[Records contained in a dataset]
::::

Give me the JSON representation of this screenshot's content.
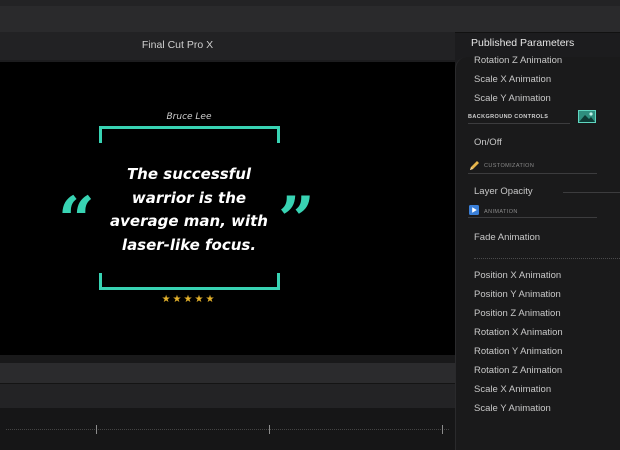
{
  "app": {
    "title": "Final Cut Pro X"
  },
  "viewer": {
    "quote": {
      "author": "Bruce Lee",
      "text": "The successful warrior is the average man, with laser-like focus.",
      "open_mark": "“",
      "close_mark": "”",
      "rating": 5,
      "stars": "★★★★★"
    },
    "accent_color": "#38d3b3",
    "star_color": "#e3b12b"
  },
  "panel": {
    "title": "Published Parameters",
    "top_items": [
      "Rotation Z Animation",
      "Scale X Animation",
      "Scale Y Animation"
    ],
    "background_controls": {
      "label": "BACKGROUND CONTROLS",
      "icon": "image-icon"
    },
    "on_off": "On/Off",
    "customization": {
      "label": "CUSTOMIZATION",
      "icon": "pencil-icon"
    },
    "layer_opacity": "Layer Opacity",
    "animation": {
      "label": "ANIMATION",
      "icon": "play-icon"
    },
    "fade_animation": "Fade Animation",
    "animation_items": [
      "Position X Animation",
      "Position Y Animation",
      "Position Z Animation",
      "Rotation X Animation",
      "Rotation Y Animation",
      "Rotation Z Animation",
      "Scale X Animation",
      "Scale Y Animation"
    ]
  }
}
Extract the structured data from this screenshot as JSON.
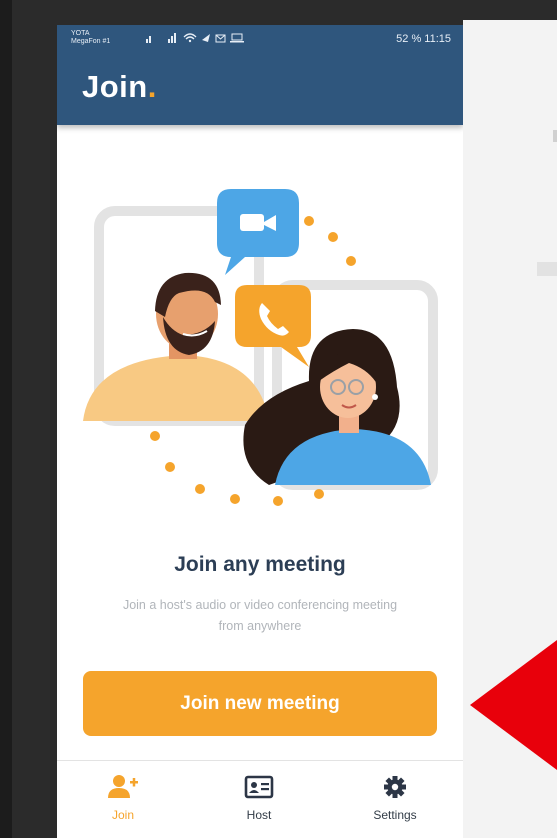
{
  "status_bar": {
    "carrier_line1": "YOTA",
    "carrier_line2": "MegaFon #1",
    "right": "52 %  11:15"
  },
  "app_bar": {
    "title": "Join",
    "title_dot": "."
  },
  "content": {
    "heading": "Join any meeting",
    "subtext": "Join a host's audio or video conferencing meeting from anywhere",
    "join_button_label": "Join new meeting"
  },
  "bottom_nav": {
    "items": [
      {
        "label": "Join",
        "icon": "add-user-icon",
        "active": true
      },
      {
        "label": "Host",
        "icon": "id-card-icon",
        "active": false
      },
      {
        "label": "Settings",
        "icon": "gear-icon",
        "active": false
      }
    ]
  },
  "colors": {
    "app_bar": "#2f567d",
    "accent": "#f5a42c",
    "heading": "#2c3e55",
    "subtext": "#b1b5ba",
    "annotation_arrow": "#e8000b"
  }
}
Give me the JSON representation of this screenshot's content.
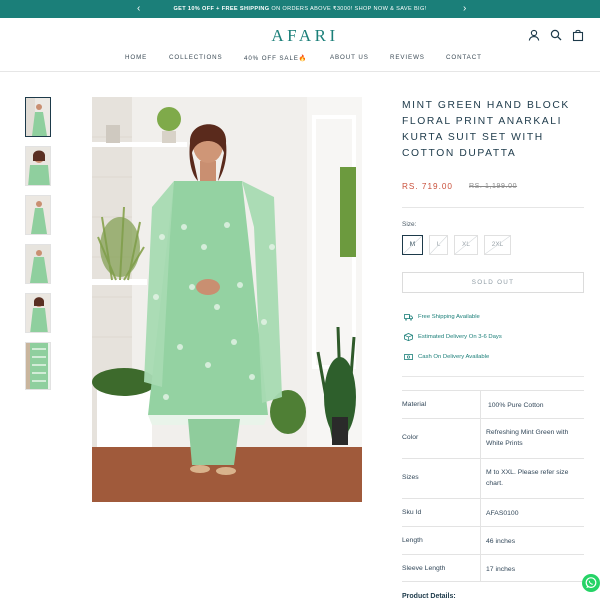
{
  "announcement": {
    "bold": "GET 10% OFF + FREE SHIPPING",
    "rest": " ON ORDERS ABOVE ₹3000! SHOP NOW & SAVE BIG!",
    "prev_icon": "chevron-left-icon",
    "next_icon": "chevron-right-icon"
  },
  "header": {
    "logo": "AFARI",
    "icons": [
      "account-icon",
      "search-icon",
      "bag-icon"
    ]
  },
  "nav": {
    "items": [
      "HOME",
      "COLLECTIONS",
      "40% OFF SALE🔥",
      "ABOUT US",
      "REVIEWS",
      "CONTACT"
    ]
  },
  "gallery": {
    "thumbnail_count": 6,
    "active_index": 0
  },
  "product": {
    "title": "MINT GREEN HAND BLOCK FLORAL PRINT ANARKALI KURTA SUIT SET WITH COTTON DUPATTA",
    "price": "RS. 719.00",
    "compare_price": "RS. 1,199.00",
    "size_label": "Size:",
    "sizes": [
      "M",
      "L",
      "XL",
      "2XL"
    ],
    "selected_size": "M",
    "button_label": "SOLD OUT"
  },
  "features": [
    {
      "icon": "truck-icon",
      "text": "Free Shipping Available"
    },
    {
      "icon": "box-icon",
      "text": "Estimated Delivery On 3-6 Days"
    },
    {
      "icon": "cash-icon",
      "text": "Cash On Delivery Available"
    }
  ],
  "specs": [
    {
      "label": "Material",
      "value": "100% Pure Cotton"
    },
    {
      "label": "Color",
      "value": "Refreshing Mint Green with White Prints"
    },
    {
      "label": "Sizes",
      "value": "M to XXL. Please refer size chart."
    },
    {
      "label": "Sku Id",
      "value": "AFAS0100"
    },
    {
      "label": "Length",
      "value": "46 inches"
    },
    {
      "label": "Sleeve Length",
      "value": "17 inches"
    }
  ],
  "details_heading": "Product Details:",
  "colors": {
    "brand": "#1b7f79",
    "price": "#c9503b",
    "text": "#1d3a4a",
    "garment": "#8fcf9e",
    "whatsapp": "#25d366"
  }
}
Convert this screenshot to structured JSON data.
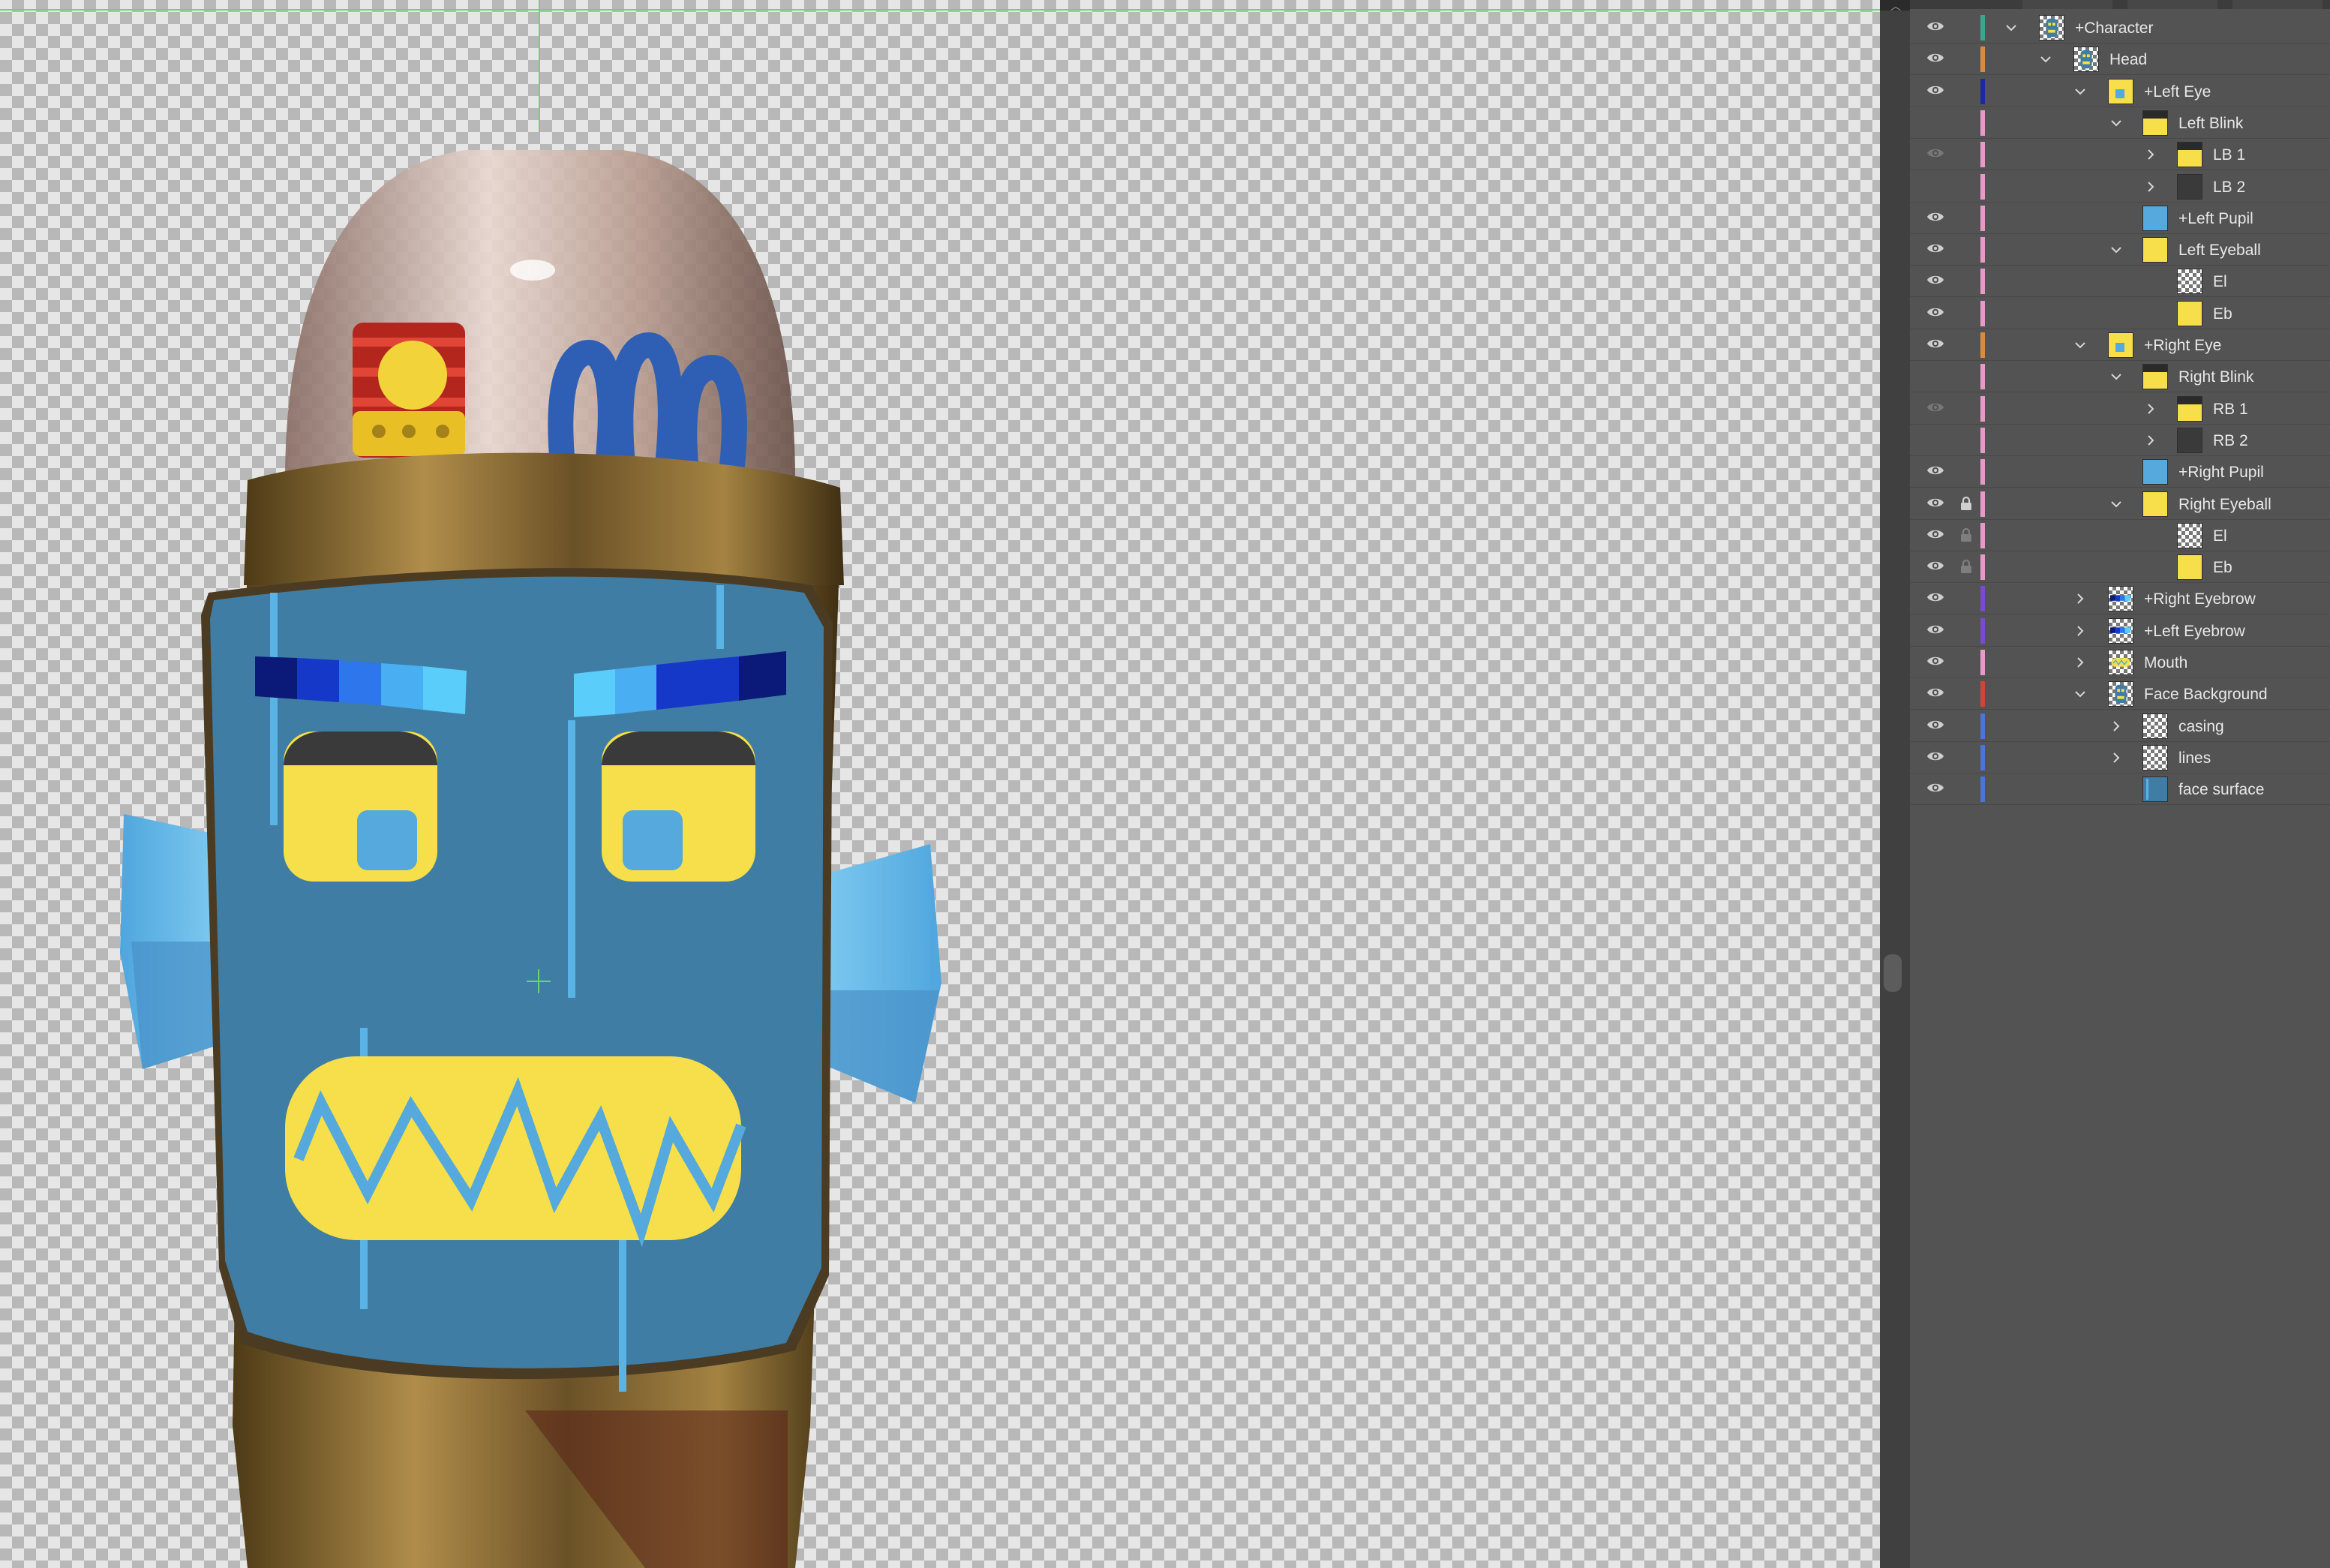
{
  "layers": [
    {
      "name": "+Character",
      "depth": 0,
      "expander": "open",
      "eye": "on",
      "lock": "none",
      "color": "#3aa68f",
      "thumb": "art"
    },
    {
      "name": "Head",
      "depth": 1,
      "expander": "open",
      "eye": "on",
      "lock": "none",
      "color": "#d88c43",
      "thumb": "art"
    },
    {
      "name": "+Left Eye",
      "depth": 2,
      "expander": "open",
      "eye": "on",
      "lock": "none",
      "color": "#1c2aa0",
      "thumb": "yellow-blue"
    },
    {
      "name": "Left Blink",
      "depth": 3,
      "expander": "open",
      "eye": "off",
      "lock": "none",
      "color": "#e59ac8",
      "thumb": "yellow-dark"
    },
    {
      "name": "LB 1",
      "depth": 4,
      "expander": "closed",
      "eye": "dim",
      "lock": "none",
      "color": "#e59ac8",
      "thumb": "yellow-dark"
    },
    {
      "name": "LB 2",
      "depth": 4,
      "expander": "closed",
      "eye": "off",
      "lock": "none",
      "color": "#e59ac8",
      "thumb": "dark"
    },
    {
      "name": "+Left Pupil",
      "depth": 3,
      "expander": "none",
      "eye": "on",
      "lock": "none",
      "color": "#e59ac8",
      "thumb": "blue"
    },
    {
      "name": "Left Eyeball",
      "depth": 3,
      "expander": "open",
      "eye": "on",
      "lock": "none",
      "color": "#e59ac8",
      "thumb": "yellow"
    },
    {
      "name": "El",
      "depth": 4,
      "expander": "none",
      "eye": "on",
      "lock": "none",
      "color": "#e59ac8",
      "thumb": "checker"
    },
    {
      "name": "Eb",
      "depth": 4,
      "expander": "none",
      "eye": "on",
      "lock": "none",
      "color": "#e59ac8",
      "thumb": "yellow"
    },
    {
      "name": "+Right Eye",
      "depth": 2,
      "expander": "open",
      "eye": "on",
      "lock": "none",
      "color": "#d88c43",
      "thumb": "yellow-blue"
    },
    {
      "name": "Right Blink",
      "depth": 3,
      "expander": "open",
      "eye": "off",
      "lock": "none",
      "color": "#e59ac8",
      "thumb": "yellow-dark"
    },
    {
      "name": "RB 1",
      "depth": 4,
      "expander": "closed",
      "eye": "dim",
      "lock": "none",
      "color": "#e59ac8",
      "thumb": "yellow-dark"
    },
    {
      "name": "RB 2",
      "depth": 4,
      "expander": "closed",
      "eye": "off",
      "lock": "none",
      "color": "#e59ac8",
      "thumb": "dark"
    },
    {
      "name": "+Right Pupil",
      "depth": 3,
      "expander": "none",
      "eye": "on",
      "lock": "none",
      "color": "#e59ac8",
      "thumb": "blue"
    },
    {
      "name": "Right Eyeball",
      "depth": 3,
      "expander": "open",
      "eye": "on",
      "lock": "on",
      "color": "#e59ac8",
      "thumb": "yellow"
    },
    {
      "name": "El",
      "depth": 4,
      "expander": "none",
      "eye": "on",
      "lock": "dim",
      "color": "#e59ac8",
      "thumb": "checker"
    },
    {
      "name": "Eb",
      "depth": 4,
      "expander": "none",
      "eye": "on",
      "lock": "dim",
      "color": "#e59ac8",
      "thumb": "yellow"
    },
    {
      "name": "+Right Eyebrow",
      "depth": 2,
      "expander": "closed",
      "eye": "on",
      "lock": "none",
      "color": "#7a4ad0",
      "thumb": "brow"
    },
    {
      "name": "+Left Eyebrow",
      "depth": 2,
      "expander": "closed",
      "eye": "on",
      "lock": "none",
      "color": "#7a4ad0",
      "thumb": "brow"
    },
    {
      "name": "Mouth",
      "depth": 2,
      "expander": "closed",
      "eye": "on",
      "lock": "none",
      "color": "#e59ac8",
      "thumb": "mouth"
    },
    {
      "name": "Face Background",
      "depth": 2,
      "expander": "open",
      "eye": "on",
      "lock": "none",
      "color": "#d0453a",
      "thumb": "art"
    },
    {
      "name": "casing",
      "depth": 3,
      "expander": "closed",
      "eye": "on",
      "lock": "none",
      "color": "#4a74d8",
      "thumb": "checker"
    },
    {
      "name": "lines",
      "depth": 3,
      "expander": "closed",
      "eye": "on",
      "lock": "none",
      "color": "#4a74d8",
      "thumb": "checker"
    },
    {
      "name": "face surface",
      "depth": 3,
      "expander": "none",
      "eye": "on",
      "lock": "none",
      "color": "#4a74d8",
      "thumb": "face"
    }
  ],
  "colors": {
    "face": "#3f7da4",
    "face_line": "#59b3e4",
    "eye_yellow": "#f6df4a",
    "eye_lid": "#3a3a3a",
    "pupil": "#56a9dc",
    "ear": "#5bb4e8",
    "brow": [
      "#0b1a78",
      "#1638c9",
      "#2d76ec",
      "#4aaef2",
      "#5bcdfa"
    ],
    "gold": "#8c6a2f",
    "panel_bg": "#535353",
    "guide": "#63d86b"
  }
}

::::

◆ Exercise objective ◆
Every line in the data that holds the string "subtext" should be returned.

◆ Your response ◆
    "subtext": "Join a host's audio or video conferencing meeting from anywhere",
    "subtext": "#b1b5ba",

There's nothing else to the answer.